THE TASK: Copy out the records so that each line matches the original.

Entries from a dataset of interfaces
════════════════════

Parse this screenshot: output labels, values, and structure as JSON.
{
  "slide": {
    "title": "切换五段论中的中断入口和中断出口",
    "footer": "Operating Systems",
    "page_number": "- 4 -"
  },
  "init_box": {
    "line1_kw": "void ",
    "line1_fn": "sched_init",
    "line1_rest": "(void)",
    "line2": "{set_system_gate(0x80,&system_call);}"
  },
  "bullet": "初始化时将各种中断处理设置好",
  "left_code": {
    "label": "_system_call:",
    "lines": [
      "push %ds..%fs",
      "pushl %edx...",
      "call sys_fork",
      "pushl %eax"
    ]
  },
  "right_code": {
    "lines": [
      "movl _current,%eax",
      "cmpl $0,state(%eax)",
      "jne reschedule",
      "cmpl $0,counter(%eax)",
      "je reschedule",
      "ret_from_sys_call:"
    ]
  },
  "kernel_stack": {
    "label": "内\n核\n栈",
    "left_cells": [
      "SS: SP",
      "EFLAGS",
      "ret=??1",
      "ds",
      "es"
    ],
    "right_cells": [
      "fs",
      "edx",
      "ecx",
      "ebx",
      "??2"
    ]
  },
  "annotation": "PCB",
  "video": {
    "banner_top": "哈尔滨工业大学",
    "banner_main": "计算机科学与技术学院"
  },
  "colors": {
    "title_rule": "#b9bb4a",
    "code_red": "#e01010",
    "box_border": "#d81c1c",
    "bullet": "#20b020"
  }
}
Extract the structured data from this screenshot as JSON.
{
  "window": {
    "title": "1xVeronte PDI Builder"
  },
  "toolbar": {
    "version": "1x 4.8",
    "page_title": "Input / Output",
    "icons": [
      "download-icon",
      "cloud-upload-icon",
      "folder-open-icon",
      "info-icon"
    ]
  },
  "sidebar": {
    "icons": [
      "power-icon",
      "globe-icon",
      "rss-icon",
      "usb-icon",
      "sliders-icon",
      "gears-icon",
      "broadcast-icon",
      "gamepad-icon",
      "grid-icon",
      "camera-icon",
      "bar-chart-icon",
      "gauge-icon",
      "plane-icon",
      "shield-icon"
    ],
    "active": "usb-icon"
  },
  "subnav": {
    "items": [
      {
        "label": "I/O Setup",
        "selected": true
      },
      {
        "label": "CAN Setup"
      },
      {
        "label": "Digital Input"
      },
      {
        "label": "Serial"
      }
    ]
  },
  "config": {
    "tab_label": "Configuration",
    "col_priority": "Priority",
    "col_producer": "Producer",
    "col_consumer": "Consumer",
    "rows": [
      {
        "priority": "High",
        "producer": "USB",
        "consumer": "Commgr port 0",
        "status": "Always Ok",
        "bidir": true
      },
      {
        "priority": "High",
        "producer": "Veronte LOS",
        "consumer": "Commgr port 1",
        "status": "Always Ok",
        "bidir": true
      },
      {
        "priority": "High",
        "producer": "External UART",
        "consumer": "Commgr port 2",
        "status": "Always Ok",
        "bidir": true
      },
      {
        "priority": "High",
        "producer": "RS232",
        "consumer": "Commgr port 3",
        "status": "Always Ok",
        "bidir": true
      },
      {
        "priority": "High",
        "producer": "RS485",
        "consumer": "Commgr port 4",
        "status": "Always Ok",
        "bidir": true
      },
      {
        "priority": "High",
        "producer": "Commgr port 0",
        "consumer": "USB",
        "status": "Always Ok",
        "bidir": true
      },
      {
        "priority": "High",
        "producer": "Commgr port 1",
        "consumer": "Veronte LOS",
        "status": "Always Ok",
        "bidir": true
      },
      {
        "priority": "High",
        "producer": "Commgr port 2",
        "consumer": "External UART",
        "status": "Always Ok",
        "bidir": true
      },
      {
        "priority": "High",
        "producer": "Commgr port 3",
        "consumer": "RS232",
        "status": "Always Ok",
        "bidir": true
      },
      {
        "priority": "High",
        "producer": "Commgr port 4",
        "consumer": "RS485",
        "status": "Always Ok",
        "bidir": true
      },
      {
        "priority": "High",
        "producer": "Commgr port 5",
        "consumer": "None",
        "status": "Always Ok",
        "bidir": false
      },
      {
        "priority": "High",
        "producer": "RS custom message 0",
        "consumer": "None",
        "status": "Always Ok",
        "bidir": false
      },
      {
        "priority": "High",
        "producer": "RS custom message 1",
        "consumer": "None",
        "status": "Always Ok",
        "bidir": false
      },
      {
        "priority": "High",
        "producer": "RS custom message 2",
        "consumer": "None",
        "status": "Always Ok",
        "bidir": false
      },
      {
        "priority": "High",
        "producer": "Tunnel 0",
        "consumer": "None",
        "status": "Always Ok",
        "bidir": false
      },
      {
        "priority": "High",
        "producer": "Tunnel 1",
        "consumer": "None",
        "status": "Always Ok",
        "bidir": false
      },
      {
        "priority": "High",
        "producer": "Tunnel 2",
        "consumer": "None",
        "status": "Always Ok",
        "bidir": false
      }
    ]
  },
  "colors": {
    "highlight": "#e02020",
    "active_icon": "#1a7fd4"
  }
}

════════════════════

RESPONSE AREA:
Parse this screenshot: output labels, values, and structure as JSON.
{
  "slide": {
    "title": "切换五段论中的中断入口和中断出口",
    "footer": "Operating Systems",
    "page_number": "- 4 -"
  },
  "init_box": {
    "line1_kw": "void ",
    "line1_fn": "sched_init",
    "line1_rest": "(void)",
    "line2": "{set_system_gate(0x80,&system_call);}"
  },
  "bullet": "初始化时将各种中断处理设置好",
  "left_code": {
    "label": "_system_call:",
    "lines": [
      "push %ds..%fs",
      "pushl %edx...",
      "call sys_fork",
      "pushl %eax"
    ]
  },
  "right_code": {
    "lines": [
      "movl _current,%eax",
      "cmpl $0,state(%eax)",
      "jne reschedule",
      "cmpl $0,counter(%eax)",
      "je reschedule",
      "ret_from_sys_call:"
    ]
  },
  "kernel_stack": {
    "label": "内\n核\n栈",
    "left_cells": [
      "SS: SP",
      "EFLAGS",
      "ret=??1",
      "ds",
      "es"
    ],
    "right_cells": [
      "fs",
      "edx",
      "ecx",
      "ebx",
      "??2"
    ]
  },
  "annotation": "PCB",
  "video": {
    "banner_top": "哈尔滨工业大学",
    "banner_main": "计算机科学与技术学院"
  },
  "colors": {
    "title_rule": "#b9bb4a",
    "code_red": "#e01010",
    "box_border": "#d81c1c",
    "bullet": "#20b020"
  }
}
Extract the structured data from this screenshot as JSON.
{
  "window": {
    "title": "1xVeronte PDI Builder"
  },
  "toolbar": {
    "version": "1x 4.8",
    "page_title": "Input / Output",
    "icons": [
      "download-icon",
      "cloud-upload-icon",
      "folder-open-icon",
      "info-icon"
    ]
  },
  "sidebar": {
    "icons": [
      "power-icon",
      "globe-icon",
      "rss-icon",
      "usb-icon",
      "sliders-icon",
      "gears-icon",
      "broadcast-icon",
      "gamepad-icon",
      "grid-icon",
      "camera-icon",
      "bar-chart-icon",
      "gauge-icon",
      "plane-icon",
      "shield-icon"
    ],
    "active": "usb-icon"
  },
  "subnav": {
    "items": [
      {
        "label": "I/O Setup",
        "selected": true
      },
      {
        "label": "CAN Setup"
      },
      {
        "label": "Digital Input"
      },
      {
        "label": "Serial"
      }
    ]
  },
  "config": {
    "tab_label": "Configuration",
    "col_priority": "Priority",
    "col_producer": "Producer",
    "col_consumer": "Consumer",
    "rows": [
      {
        "priority": "High",
        "producer": "USB",
        "consumer": "Commgr port 0",
        "status": "Always Ok",
        "bidir": true
      },
      {
        "priority": "High",
        "producer": "Veronte LOS",
        "consumer": "Commgr port 1",
        "status": "Always Ok",
        "bidir": true
      },
      {
        "priority": "High",
        "producer": "External UART",
        "consumer": "Commgr port 2",
        "status": "Always Ok",
        "bidir": true
      },
      {
        "priority": "High",
        "producer": "RS232",
        "consumer": "Commgr port 3",
        "status": "Always Ok",
        "bidir": true
      },
      {
        "priority": "High",
        "producer": "RS485",
        "consumer": "Commgr port 4",
        "status": "Always Ok",
        "bidir": true
      },
      {
        "priority": "High",
        "producer": "Commgr port 0",
        "consumer": "USB",
        "status": "Always Ok",
        "bidir": true
      },
      {
        "priority": "High",
        "producer": "Commgr port 1",
        "consumer": "Veronte LOS",
        "status": "Always Ok",
        "bidir": true
      },
      {
        "priority": "High",
        "producer": "Commgr port 2",
        "consumer": "External UART",
        "status": "Always Ok",
        "bidir": true
      },
      {
        "priority": "High",
        "producer": "Commgr port 3",
        "consumer": "RS232",
        "status": "Always Ok",
        "bidir": true
      },
      {
        "priority": "High",
        "producer": "Commgr port 4",
        "consumer": "RS485",
        "status": "Always Ok",
        "bidir": true
      },
      {
        "priority": "High",
        "producer": "Commgr port 5",
        "consumer": "None",
        "status": "Always Ok",
        "bidir": false
      },
      {
        "priority": "High",
        "producer": "RS custom message 0",
        "consumer": "None",
        "status": "Always Ok",
        "bidir": false
      },
      {
        "priority": "High",
        "producer": "RS custom message 1",
        "consumer": "None",
        "status": "Always Ok",
        "bidir": false
      },
      {
        "priority": "High",
        "producer": "RS custom message 2",
        "consumer": "None",
        "status": "Always Ok",
        "bidir": false
      },
      {
        "priority": "High",
        "producer": "Tunnel 0",
        "consumer": "None",
        "status": "Always Ok",
        "bidir": false
      },
      {
        "priority": "High",
        "producer": "Tunnel 1",
        "consumer": "None",
        "status": "Always Ok",
        "bidir": false
      },
      {
        "priority": "High",
        "producer": "Tunnel 2",
        "consumer": "None",
        "status": "Always Ok",
        "bidir": false
      }
    ]
  },
  "colors": {
    "highlight": "#e02020",
    "active_icon": "#1a7fd4"
  }
}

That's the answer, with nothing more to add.